- Trump Admin Rejects CDC Reopening Guidelines - EcoWatch ›
- How Do You Stay Safe Now That States Are Reopening? - EcoWatch ›
- Florida Breaks U.S. Daily Record With Over 15,000 New ... ›
By Eoin Higgins
Over 300 groups on Monday urged Senate leadership to reject a bill currently under consideration that would incentivize communities to sell off their public water supplies to private companies for pennies on the dollar.
<div id="fea63" class="rm-shortcode" data-rm-shortcode-id="9a6f211c2bc5aedd34837944cb8eeedf"><blockquote class="twitter-tweet twitter-custom-tweet" data-twitter-tweet-id="1281000111481294849" data-partner="rebelmouse"><div style="margin:1em 0">Water in Illinois is overwhelmingly public. Why is Tammy Duckworth sponsoring a bill that aims to change that? https://t.co/1V36Kkd99s</div> — The American Prospect (@The American Prospect)<a href="https://twitter.com/TheProspect/statuses/1281000111481294849">1594249201.0</a></blockquote></div>
- DNC Ignores Progressive Climate Activists - EcoWatch ›

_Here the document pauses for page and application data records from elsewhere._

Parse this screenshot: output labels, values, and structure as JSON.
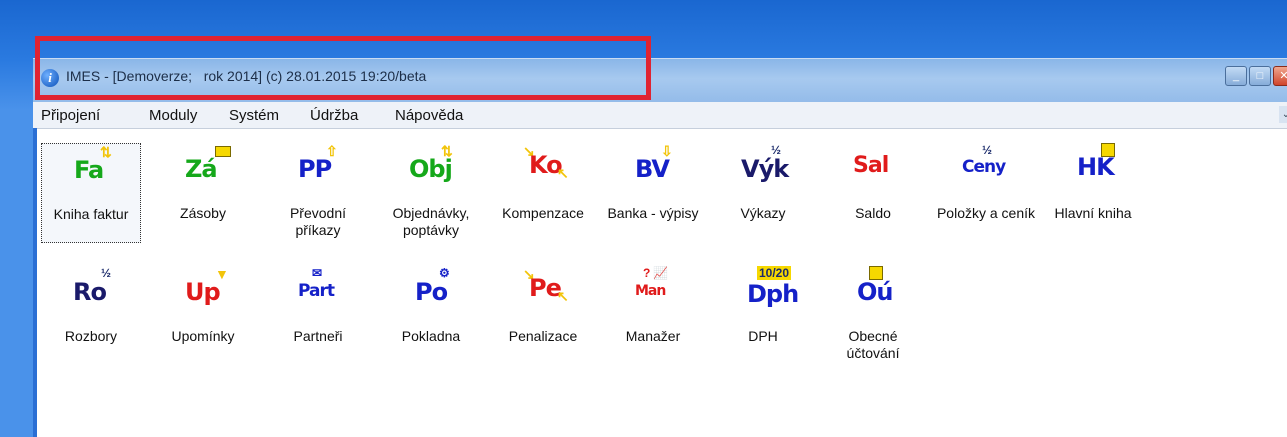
{
  "window": {
    "title": "IMES - [Demoverze;   rok 2014] (c) 28.01.2015 19:20/beta",
    "icon": "info-icon"
  },
  "menu": [
    {
      "label": "Připojení"
    },
    {
      "label": "Moduly"
    },
    {
      "label": "Systém"
    },
    {
      "label": "Údržba"
    },
    {
      "label": "Nápověda"
    }
  ],
  "tiles": [
    {
      "glyph": "Fa",
      "label": "Kniha faktur",
      "color": "#15a81a",
      "icon": "invoice-book-icon"
    },
    {
      "glyph": "Zá",
      "label": "Zásoby",
      "color": "#15a81a",
      "icon": "stock-icon"
    },
    {
      "glyph": "PP",
      "label": "Převodní příkazy",
      "color": "#1521c8",
      "icon": "transfer-orders-icon"
    },
    {
      "glyph": "Obj",
      "label": "Objednávky, poptávky",
      "color": "#15a81a",
      "icon": "orders-icon"
    },
    {
      "glyph": "Ko",
      "label": "Kompenzace",
      "color": "#e01b1b",
      "icon": "compensation-icon"
    },
    {
      "glyph": "BV",
      "label": "Banka - výpisy",
      "color": "#1521c8",
      "icon": "bank-statements-icon"
    },
    {
      "glyph": "Výk",
      "label": "Výkazy",
      "color": "#1a1a6a",
      "icon": "reports-icon"
    },
    {
      "glyph": "Sal",
      "label": "Saldo",
      "color": "#e01b1b",
      "icon": "balance-icon"
    },
    {
      "glyph": "Ceny",
      "label": "Položky a ceník",
      "color": "#1521c8",
      "icon": "price-list-icon"
    },
    {
      "glyph": "HK",
      "label": "Hlavní kniha",
      "color": "#1521c8",
      "icon": "general-ledger-icon"
    },
    {
      "glyph": "Ro",
      "label": "Rozbory",
      "color": "#1a1a6a",
      "icon": "analysis-icon"
    },
    {
      "glyph": "Up",
      "label": "Upomínky",
      "color": "#e01b1b",
      "icon": "reminders-icon"
    },
    {
      "glyph": "Part",
      "label": "Partneři",
      "color": "#1521c8",
      "icon": "partners-icon"
    },
    {
      "glyph": "Po",
      "label": "Pokladna",
      "color": "#1521c8",
      "icon": "cash-register-icon"
    },
    {
      "glyph": "Pe",
      "label": "Penalizace",
      "color": "#e01b1b",
      "icon": "penalties-icon"
    },
    {
      "glyph": "Man",
      "label": "Manažer",
      "color": "#e01b1b",
      "icon": "manager-icon"
    },
    {
      "glyph": "Dph",
      "label": "DPH",
      "color": "#1521c8",
      "icon": "vat-icon"
    },
    {
      "glyph": "Oú",
      "label": "Obecné účtování",
      "color": "#1521c8",
      "icon": "general-accounting-icon"
    }
  ]
}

- Who's a Climate Champion and Who's a Climate Disaster? - EcoWatch ›